The steady rise of electric vehicles will soon leave petrol and diesel cars in the dust. BMW is launching electric buses all over Europe, while the London Taxi Company is replacing old cabs. A few months later, the U.K. remains on top of the eco-ladder, with Oxford planning to eliminate non-electric vehicles.
The scheme aims to cut levels of nitrogen dioxide, the majority of which comes from traffic fumes, by three-quarters.
To give distributors leeway, Oxford will be imposing the ban in 2020, increasing the affected zone by 2035. We all know electric vehicles aren’t the most affordable, so locals may have to do some walking. The plan is projected to cost £7 million, but the city council deems the shift will be well worth it.
Oxford city councillor John Tanner said a “step change” is urgently needed as toxic air pollution is “damaging the health” of residents.
It’s a bold move, Oxford, but hopefully a successful one.
Since Margot Krasojevic’s conceptualization of the dragonfly bridge, it was only about time that flying vehicles came to light. Dubai is fast-tracking this reality, test-flying a two-seater taxi drone that transports passengers autonomously.
The [Autonomous Air Taxi] is environmentally friendly, powered by electricity, and the prototype version has a maximum flight time of 30 minutes, at a cruising speed of 50 km/h (31 mph), and a maximum airspeed of 100 km/h (62 mph).

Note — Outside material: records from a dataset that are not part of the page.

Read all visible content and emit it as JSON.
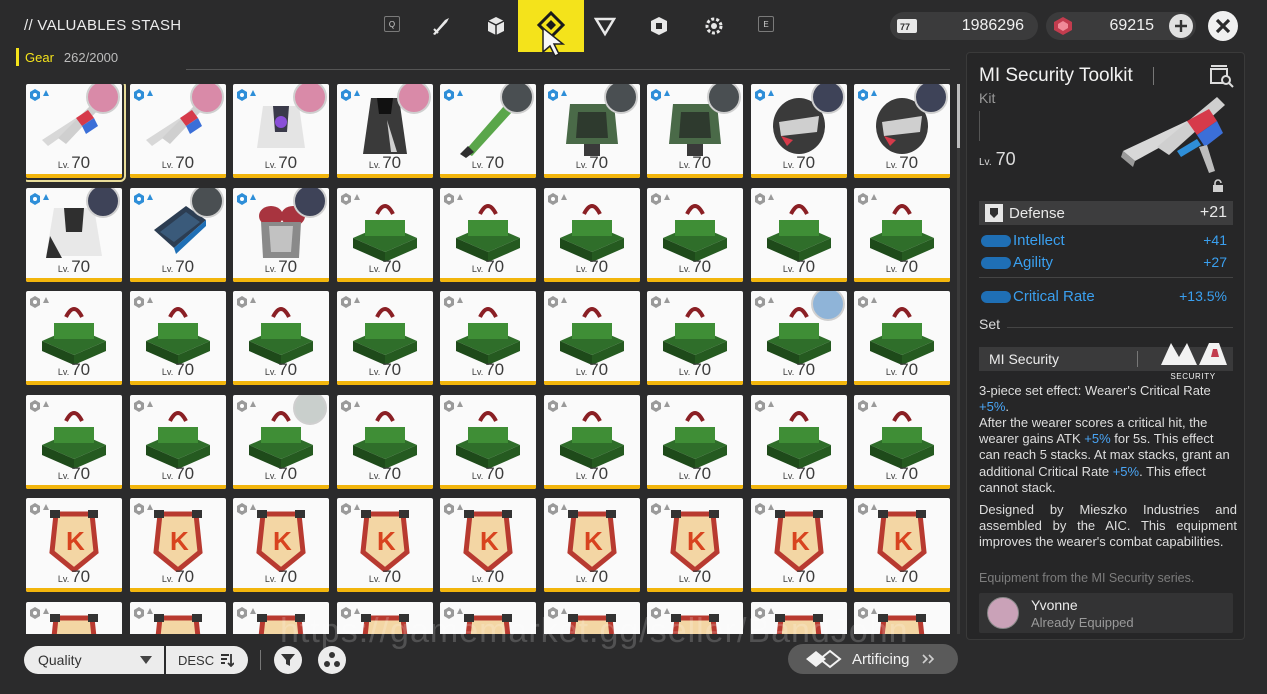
{
  "header": {
    "title": "// VALUABLES STASH",
    "key_left": "Q",
    "key_right": "E",
    "tabs": [
      {
        "name": "tab-weapons",
        "icon": "blade-icon"
      },
      {
        "name": "tab-cube",
        "icon": "cube-icon"
      },
      {
        "name": "tab-gear",
        "icon": "gear-diamond-icon",
        "active": true
      },
      {
        "name": "tab-triangle",
        "icon": "triangle-icon"
      },
      {
        "name": "tab-materials",
        "icon": "hexagon-box-icon"
      },
      {
        "name": "tab-misc",
        "icon": "cog-icon"
      }
    ],
    "currency1": {
      "value": "1986296",
      "icon": "t-creds-icon"
    },
    "currency2": {
      "value": "69215",
      "icon": "origeometry-icon"
    }
  },
  "gear": {
    "label": "Gear",
    "count": "262/2000"
  },
  "grid": {
    "items": [
      {
        "kind": "toolkit",
        "lv": "70",
        "av": "pink"
      },
      {
        "kind": "toolkit",
        "lv": "70",
        "av": "pink"
      },
      {
        "kind": "armor",
        "lv": "70",
        "av": "pink"
      },
      {
        "kind": "cloak",
        "lv": "70",
        "av": "pink"
      },
      {
        "kind": "green-tube",
        "lv": "70",
        "av": "dark"
      },
      {
        "kind": "green-armor",
        "lv": "70",
        "av": "dark"
      },
      {
        "kind": "green-armor",
        "lv": "70",
        "av": "dark"
      },
      {
        "kind": "helmet",
        "lv": "70",
        "av": "navy"
      },
      {
        "kind": "helmet",
        "lv": "70",
        "av": "navy"
      },
      {
        "kind": "white-armor",
        "lv": "70",
        "av": "navy"
      },
      {
        "kind": "blue-pad",
        "lv": "70",
        "av": "dark"
      },
      {
        "kind": "red-armor",
        "lv": "70",
        "av": "navy"
      },
      {
        "kind": "green-box",
        "lv": "70"
      },
      {
        "kind": "green-box",
        "lv": "70"
      },
      {
        "kind": "green-box",
        "lv": "70"
      },
      {
        "kind": "green-box",
        "lv": "70"
      },
      {
        "kind": "green-box",
        "lv": "70"
      },
      {
        "kind": "green-box",
        "lv": "70"
      },
      {
        "kind": "green-box",
        "lv": "70"
      },
      {
        "kind": "green-box",
        "lv": "70"
      },
      {
        "kind": "green-box",
        "lv": "70"
      },
      {
        "kind": "green-box",
        "lv": "70"
      },
      {
        "kind": "green-box",
        "lv": "70"
      },
      {
        "kind": "green-box",
        "lv": "70"
      },
      {
        "kind": "green-box",
        "lv": "70"
      },
      {
        "kind": "green-box",
        "lv": "70",
        "av": "blue"
      },
      {
        "kind": "green-box",
        "lv": "70"
      },
      {
        "kind": "green-box",
        "lv": "70"
      },
      {
        "kind": "green-box",
        "lv": "70"
      },
      {
        "kind": "green-box",
        "lv": "70",
        "av": "grey"
      },
      {
        "kind": "green-box",
        "lv": "70"
      },
      {
        "kind": "green-box",
        "lv": "70"
      },
      {
        "kind": "green-box",
        "lv": "70"
      },
      {
        "kind": "green-box",
        "lv": "70"
      },
      {
        "kind": "green-box",
        "lv": "70"
      },
      {
        "kind": "green-box",
        "lv": "70"
      },
      {
        "kind": "k-tag",
        "lv": "70"
      },
      {
        "kind": "k-tag",
        "lv": "70"
      },
      {
        "kind": "k-tag",
        "lv": "70"
      },
      {
        "kind": "k-tag",
        "lv": "70"
      },
      {
        "kind": "k-tag",
        "lv": "70"
      },
      {
        "kind": "k-tag",
        "lv": "70"
      },
      {
        "kind": "k-tag",
        "lv": "70"
      },
      {
        "kind": "k-tag",
        "lv": "70"
      },
      {
        "kind": "k-tag",
        "lv": "70"
      },
      {
        "kind": "k-tag",
        "lv": ""
      },
      {
        "kind": "k-tag",
        "lv": ""
      },
      {
        "kind": "k-tag",
        "lv": ""
      },
      {
        "kind": "k-tag",
        "lv": ""
      },
      {
        "kind": "k-tag",
        "lv": ""
      },
      {
        "kind": "k-tag",
        "lv": ""
      },
      {
        "kind": "k-tag",
        "lv": ""
      },
      {
        "kind": "k-tag",
        "lv": ""
      },
      {
        "kind": "k-tag",
        "lv": ""
      }
    ],
    "lv_prefix": "Lv."
  },
  "detail": {
    "name": "MI Security Toolkit",
    "type": "Kit",
    "lv_prefix": "Lv.",
    "level": "70",
    "main_stat": {
      "name": "Defense",
      "value": "+21"
    },
    "stats": [
      {
        "name": "Intellect",
        "value": "+41"
      },
      {
        "name": "Agility",
        "value": "+27"
      },
      {
        "name": "Critical Rate",
        "value": "+13.5%"
      }
    ],
    "set_label": "Set",
    "set_name": "MI Security",
    "set_logo_text": "SECURITY",
    "desc1_a": "3-piece set effect: Wearer's Critical Rate ",
    "desc1_hi": "+5%",
    "desc1_b": ".",
    "desc2_a": "After the wearer scores a critical hit, the wearer gains ATK ",
    "desc2_hi1": "+5%",
    "desc2_b": " for 5s. This effect can reach 5 stacks. At max stacks, grant an additional Critical Rate ",
    "desc2_hi2": "+5%",
    "desc2_c": ". This effect cannot stack.",
    "desc3": "Designed by Mieszko Industries and assembled by the AIC. This equipment improves the wearer's combat capabilities.",
    "desc4": "Equipment from the MI Security series.",
    "equipped_by": "Yvonne",
    "equipped_status": "Already Equipped"
  },
  "bottom": {
    "sort_value": "Quality",
    "order_value": "DESC",
    "artificing_label": "Artificing"
  },
  "watermark": "https://gamemarket.gg/seller/BandJohn",
  "colors": {
    "accent": "#f4e31b",
    "stat_blue": "#3aa0f0",
    "rarity": "#f2b50c"
  }
}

As it would, the notion of a crew-less flying taxi may be somewhat petrifying. However, the AAT comes with emergency parachutes and batteries, so you can rest — or fly — easy. Developers also plan to create an accompanying booking app, much like Uber, but for the skies.
“Encouraging innovation and adopting the latest technologies contribute not only to the country’s development but also build bridges into the future,” Dubai Crown Prince Sheikh Hamdan bin Mohammed said in a statement.

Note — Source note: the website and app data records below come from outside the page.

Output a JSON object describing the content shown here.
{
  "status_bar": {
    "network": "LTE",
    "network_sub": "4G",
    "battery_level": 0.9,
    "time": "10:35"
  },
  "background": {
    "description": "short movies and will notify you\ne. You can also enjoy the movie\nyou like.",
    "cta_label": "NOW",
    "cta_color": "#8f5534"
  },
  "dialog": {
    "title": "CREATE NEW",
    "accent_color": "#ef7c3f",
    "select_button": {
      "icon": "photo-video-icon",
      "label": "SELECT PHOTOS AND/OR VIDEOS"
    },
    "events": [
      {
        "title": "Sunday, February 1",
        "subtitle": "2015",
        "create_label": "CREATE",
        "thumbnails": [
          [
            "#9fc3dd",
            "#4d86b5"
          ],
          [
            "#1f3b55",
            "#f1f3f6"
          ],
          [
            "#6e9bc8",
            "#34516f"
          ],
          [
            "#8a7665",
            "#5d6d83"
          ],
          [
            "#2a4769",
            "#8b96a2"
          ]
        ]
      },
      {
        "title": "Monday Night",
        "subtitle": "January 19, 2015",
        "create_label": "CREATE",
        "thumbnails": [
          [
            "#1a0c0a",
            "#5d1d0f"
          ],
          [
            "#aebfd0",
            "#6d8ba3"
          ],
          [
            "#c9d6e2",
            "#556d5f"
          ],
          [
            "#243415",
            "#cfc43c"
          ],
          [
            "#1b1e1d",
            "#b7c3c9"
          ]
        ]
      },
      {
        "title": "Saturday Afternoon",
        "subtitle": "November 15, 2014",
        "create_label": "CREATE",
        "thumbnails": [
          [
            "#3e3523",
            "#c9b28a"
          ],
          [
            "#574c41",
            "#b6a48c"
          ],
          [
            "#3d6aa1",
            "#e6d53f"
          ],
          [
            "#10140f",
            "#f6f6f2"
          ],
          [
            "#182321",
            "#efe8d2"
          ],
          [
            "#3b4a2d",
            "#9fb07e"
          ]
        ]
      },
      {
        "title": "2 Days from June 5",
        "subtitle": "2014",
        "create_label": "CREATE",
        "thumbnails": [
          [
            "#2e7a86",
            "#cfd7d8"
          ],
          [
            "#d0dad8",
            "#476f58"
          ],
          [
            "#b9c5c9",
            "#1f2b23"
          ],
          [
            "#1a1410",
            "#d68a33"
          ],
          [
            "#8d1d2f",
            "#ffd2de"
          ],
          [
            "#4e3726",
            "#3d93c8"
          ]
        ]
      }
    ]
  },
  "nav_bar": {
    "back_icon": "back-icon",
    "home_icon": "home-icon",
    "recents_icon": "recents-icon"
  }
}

Dubai hopes that by 2030, 25% of transportation methods will be autonomous. With many organizations working towards a more efficient traveling system, there is much to look forward to in the future.
As a solar-powered train, it may not be the first, but Byron Bay’s eco-railway is completely emissions-free. Carrying up to 100 passengers, the refurbished antique-on-wheels is a breakthrough in clean commuting.

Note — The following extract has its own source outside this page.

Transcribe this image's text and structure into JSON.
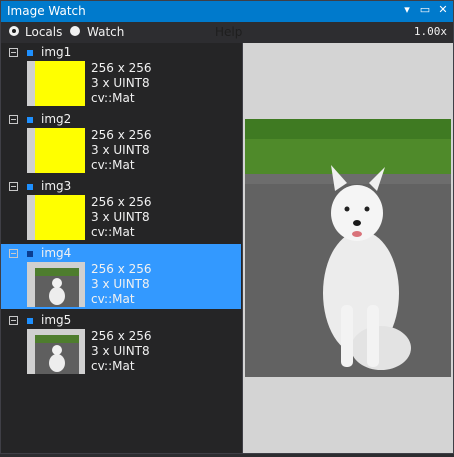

“Of course the major difference is it’s got solar panels on the roof so it can recharge itself. For those cloudy days we’ve also got 30 kilowatts of solar panels in this [station’s] roof here so we can also plug it in.” [says mastermind and businessman Brian Flannery.]
The resort-owner-slash-techie hopes the train will also draw in tourists. Still, the project itself is a giant leap towards greener transport systems. The “red rattler” is also bringing disused tracks back into business, drawing old and new together.
“I think everyone knows that Byron’s very conscious about anything to do with the environment,” [Byron Bay Railroad Company’s Jeremy Holmes] said. It’s really nice to be able to run a train that’s zero emissions and powered by the sun.”
Running on a three-kilometer track, the solar train has (literally) a long way to go. But I can’t say I’m not impressed with where it stands.
We are entering an era of electric automobiles. From buses to taxis, morning commutes are now all about saving energy. However, these Dutch students are taking the next step in environmentally-friendly technology. They have grown an electric biodegradable car made of sugar beets and flax.
The car is covered with sheets of Dutch-grown flax, has a similar strength-to-weight ratio to fiberglass and weighs only 310kg.
“Only the wheels and suspension systems are not yet of bio-based materials,”
Unfortunately, there is no word on the sweet ride’s commercial development, as it wouldn’t sustain a crash. Still, the team at the Eindhoven University of Technology hopes to at least give it a run. After all, the car (named Lina), proves a vital point.
“Energy that is saved while driving the car is now spent during the production phase,”
Lina, which uses minimal energy in-drive, also uses minimal energy to produce. Hopefully, if not Lina, a car equally as efficient hits the road in the near future.
After its record-breaking tree-planting stint, it seems India is going full-steam ahead on the sustainability train. And I mean literally. India just launched a 12.5-mile routed solar-powered train that runs for up to 72 hours on a single charge.
The diesel-electric hybrid train has six coach cars with solar panels embedded in their roofs. Roughly 50 solar-harvesting coaches are set to be launched in the next several days, running primarily along commuter routes.
The new design is not only an attempt at convenience for commuters, it’s also aiming towards producing renewable energy.
The new trains are a part of Indian Railways’s plan to establish an energy-generation capacity of 1 gigawatt of solar and 130 megawatts of wind power in the next five years. The state-owned company has been using train-mounted solar panels since 2015 to power interior lights and air conditioning, but their newest train is the first in the world to use solar power.
India’s efforts towards becoming a more energy-conscious country are not going unnoticed. The U.K. also plans to start manufacturing solar-powered trains in the near future. Congratulations, India!